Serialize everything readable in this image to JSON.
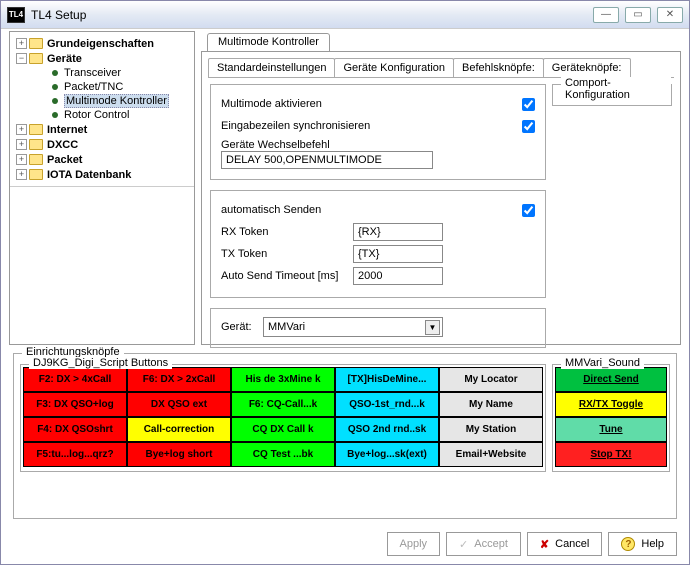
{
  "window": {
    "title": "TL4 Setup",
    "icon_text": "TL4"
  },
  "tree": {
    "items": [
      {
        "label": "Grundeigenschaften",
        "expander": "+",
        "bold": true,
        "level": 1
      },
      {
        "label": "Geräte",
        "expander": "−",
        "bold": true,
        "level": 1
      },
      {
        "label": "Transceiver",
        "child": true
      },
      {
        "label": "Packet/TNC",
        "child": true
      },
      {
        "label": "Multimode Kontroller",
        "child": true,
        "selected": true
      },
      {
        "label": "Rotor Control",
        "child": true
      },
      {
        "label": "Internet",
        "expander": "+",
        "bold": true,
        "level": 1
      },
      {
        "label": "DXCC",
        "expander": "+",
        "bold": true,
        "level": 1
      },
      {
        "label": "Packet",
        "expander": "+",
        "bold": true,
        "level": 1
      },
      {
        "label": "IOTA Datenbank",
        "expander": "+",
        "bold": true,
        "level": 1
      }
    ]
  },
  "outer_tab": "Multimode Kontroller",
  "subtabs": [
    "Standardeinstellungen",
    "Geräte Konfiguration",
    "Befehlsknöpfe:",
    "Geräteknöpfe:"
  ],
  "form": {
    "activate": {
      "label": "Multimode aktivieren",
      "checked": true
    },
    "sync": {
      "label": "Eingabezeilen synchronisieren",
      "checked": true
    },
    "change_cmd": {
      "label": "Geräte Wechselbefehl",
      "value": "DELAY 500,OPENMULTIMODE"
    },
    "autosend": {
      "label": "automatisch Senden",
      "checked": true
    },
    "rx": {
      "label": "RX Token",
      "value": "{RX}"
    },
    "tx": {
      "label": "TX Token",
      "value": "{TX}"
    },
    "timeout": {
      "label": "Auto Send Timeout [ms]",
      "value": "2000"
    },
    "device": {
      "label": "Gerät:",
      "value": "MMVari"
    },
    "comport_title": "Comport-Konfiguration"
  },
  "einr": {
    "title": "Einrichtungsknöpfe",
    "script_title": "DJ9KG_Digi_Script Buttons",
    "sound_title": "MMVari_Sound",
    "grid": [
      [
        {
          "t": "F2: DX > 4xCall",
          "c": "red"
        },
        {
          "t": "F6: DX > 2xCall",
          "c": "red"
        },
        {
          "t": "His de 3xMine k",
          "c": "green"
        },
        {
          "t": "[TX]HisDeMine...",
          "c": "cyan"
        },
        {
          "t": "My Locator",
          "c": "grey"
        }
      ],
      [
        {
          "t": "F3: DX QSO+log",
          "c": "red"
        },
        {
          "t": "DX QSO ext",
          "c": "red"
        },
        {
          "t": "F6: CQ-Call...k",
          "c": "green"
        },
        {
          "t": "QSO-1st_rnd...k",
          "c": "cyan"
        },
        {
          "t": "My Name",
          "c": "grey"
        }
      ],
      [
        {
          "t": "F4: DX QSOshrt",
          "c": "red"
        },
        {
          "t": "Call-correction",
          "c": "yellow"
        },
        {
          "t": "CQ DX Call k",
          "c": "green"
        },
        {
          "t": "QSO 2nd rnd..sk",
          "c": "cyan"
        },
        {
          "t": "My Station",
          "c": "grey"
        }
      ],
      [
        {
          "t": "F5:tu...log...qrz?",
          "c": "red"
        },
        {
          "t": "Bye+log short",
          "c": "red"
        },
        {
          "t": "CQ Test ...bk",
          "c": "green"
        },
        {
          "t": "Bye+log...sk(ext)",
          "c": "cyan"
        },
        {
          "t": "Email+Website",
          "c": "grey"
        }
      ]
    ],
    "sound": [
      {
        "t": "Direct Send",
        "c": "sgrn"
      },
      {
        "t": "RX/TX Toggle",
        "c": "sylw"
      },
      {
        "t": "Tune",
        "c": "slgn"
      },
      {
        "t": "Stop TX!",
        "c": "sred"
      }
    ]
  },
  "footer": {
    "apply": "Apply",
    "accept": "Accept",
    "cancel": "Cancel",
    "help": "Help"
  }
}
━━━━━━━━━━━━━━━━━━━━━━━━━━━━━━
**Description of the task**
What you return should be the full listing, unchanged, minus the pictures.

**Response to the task**
Serialize everything readable in this image to JSON.
{
  "window": {
    "title": "TL4 Setup",
    "icon_text": "TL4"
  },
  "tree": {
    "items": [
      {
        "label": "Grundeigenschaften",
        "expander": "+",
        "bold": true,
        "level": 1
      },
      {
        "label": "Geräte",
        "expander": "−",
        "bold": true,
        "level": 1
      },
      {
        "label": "Transceiver",
        "child": true
      },
      {
        "label": "Packet/TNC",
        "child": true
      },
      {
        "label": "Multimode Kontroller",
        "child": true,
        "selected": true
      },
      {
        "label": "Rotor Control",
        "child": true
      },
      {
        "label": "Internet",
        "expander": "+",
        "bold": true,
        "level": 1
      },
      {
        "label": "DXCC",
        "expander": "+",
        "bold": true,
        "level": 1
      },
      {
        "label": "Packet",
        "expander": "+",
        "bold": true,
        "level": 1
      },
      {
        "label": "IOTA Datenbank",
        "expander": "+",
        "bold": true,
        "level": 1
      }
    ]
  },
  "outer_tab": "Multimode Kontroller",
  "subtabs": [
    "Standardeinstellungen",
    "Geräte Konfiguration",
    "Befehlsknöpfe:",
    "Geräteknöpfe:"
  ],
  "form": {
    "activate": {
      "label": "Multimode aktivieren",
      "checked": true
    },
    "sync": {
      "label": "Eingabezeilen synchronisieren",
      "checked": true
    },
    "change_cmd": {
      "label": "Geräte Wechselbefehl",
      "value": "DELAY 500,OPENMULTIMODE"
    },
    "autosend": {
      "label": "automatisch Senden",
      "checked": true
    },
    "rx": {
      "label": "RX Token",
      "value": "{RX}"
    },
    "tx": {
      "label": "TX Token",
      "value": "{TX}"
    },
    "timeout": {
      "label": "Auto Send Timeout [ms]",
      "value": "2000"
    },
    "device": {
      "label": "Gerät:",
      "value": "MMVari"
    },
    "comport_title": "Comport-Konfiguration"
  },
  "einr": {
    "title": "Einrichtungsknöpfe",
    "script_title": "DJ9KG_Digi_Script Buttons",
    "sound_title": "MMVari_Sound",
    "grid": [
      [
        {
          "t": "F2: DX > 4xCall",
          "c": "red"
        },
        {
          "t": "F6: DX > 2xCall",
          "c": "red"
        },
        {
          "t": "His de 3xMine k",
          "c": "green"
        },
        {
          "t": "[TX]HisDeMine...",
          "c": "cyan"
        },
        {
          "t": "My Locator",
          "c": "grey"
        }
      ],
      [
        {
          "t": "F3: DX QSO+log",
          "c": "red"
        },
        {
          "t": "DX QSO ext",
          "c": "red"
        },
        {
          "t": "F6: CQ-Call...k",
          "c": "green"
        },
        {
          "t": "QSO-1st_rnd...k",
          "c": "cyan"
        },
        {
          "t": "My Name",
          "c": "grey"
        }
      ],
      [
        {
          "t": "F4: DX QSOshrt",
          "c": "red"
        },
        {
          "t": "Call-correction",
          "c": "yellow"
        },
        {
          "t": "CQ DX Call k",
          "c": "green"
        },
        {
          "t": "QSO 2nd rnd..sk",
          "c": "cyan"
        },
        {
          "t": "My Station",
          "c": "grey"
        }
      ],
      [
        {
          "t": "F5:tu...log...qrz?",
          "c": "red"
        },
        {
          "t": "Bye+log short",
          "c": "red"
        },
        {
          "t": "CQ Test ...bk",
          "c": "green"
        },
        {
          "t": "Bye+log...sk(ext)",
          "c": "cyan"
        },
        {
          "t": "Email+Website",
          "c": "grey"
        }
      ]
    ],
    "sound": [
      {
        "t": "Direct Send",
        "c": "sgrn"
      },
      {
        "t": "RX/TX Toggle",
        "c": "sylw"
      },
      {
        "t": "Tune",
        "c": "slgn"
      },
      {
        "t": "Stop TX!",
        "c": "sred"
      }
    ]
  },
  "footer": {
    "apply": "Apply",
    "accept": "Accept",
    "cancel": "Cancel",
    "help": "Help"
  }
}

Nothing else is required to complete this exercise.